■ **What is required**:
Only lines holding the word "icon" are needed; copy each of them from the material.

■ **Supplied records**:
^^^^^^^^

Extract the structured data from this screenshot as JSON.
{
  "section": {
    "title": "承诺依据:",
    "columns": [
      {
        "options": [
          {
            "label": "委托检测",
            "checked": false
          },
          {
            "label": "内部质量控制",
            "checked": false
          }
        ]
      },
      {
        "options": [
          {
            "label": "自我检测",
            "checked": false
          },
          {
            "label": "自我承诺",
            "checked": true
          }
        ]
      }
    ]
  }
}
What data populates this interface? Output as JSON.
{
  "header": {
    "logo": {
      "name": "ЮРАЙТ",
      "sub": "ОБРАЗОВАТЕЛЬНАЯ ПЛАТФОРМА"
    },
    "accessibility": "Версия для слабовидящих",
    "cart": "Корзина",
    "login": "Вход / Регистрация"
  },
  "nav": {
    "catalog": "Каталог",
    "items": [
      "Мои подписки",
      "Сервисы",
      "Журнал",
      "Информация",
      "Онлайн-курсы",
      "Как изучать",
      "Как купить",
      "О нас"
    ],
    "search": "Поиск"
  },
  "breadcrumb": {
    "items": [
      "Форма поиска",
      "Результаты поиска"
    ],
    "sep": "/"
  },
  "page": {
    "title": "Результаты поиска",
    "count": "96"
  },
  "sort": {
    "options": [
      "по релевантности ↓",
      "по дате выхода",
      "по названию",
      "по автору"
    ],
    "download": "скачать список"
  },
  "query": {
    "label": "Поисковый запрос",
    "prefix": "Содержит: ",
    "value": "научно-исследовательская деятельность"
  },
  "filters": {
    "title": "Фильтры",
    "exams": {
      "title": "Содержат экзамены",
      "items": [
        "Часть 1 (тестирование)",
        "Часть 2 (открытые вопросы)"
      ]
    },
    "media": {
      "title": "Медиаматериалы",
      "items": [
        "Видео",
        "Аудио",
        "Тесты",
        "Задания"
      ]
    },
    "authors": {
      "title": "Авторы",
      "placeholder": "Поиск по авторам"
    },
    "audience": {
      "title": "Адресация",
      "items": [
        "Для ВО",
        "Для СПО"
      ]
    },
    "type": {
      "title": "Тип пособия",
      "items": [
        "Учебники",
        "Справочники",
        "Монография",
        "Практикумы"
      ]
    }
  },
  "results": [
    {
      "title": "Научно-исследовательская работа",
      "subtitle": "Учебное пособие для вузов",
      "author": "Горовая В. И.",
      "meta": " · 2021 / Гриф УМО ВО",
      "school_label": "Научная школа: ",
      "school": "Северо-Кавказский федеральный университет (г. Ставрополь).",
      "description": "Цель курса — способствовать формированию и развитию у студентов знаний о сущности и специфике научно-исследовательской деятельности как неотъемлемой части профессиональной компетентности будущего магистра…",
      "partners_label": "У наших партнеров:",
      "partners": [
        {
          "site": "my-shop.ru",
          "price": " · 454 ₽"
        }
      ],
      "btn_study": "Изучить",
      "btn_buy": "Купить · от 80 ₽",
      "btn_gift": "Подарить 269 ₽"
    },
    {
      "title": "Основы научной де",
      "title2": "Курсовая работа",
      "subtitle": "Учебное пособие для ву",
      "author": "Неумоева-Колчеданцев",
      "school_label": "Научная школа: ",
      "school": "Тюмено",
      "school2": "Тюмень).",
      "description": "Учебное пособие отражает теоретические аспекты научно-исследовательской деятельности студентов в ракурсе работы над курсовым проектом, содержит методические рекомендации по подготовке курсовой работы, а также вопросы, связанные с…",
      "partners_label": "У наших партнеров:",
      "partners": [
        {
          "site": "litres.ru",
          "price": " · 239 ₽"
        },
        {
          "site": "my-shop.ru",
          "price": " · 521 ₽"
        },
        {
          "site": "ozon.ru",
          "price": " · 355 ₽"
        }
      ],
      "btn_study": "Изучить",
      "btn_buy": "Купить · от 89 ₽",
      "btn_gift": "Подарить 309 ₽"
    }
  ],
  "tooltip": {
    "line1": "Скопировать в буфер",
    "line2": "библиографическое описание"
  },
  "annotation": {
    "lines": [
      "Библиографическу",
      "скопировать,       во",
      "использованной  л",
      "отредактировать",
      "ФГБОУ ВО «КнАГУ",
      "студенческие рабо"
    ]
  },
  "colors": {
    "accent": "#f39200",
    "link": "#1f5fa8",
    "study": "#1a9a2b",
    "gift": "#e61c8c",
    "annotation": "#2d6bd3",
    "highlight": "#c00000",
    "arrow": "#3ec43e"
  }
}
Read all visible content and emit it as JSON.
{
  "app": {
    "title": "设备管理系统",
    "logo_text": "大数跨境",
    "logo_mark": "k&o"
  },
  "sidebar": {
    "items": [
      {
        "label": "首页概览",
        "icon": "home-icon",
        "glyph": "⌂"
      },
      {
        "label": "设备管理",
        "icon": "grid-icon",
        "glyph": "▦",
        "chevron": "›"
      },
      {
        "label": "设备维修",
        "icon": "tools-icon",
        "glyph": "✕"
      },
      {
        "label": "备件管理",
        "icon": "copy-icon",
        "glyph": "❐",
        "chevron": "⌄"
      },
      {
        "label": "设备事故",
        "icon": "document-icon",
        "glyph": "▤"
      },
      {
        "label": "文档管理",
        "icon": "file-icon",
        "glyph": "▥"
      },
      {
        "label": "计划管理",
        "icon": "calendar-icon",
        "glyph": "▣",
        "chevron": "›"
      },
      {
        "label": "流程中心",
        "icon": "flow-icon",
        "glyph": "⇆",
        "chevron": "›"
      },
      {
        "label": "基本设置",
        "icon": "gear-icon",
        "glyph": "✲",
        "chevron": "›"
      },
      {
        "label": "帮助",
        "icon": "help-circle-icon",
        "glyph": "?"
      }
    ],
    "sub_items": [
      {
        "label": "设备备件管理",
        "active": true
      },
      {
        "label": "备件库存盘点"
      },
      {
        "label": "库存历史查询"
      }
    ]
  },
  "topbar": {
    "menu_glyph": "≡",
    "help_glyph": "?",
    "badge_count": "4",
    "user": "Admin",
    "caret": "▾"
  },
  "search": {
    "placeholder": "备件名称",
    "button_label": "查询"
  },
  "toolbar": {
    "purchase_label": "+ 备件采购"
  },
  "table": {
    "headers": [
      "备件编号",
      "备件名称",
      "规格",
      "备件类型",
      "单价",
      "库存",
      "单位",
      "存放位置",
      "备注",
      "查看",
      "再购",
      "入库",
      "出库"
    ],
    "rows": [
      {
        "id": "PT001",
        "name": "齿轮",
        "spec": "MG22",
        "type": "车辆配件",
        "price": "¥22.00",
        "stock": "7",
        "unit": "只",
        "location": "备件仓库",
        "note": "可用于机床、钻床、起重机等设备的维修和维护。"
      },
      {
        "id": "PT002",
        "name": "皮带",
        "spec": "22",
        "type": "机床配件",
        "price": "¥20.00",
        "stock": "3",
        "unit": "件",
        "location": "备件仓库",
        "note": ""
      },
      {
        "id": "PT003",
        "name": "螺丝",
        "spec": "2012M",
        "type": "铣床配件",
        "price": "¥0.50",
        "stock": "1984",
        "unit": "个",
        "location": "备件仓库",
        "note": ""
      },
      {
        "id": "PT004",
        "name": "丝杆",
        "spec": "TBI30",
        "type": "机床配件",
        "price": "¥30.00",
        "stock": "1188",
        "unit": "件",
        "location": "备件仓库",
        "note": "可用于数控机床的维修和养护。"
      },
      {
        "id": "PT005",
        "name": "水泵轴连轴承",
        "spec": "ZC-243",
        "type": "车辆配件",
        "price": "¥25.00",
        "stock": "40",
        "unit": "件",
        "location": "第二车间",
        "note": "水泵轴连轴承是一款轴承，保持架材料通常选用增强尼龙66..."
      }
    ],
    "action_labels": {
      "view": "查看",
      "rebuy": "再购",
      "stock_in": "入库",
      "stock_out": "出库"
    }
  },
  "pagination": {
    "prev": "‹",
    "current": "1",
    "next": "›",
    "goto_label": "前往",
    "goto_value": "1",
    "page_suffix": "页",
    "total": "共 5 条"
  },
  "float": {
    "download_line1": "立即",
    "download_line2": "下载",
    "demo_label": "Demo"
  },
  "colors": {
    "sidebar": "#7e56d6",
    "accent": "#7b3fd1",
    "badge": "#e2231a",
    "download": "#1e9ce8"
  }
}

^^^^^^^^

■ **Exercise solution**:
        "icon": "home-icon",
        "icon": "grid-icon",
        "icon": "tools-icon",
        "icon": "copy-icon",
        "icon": "document-icon",
        "icon": "file-icon",
        "icon": "calendar-icon",
        "icon": "flow-icon",
        "icon": "gear-icon",
        "icon": "help-circle-icon",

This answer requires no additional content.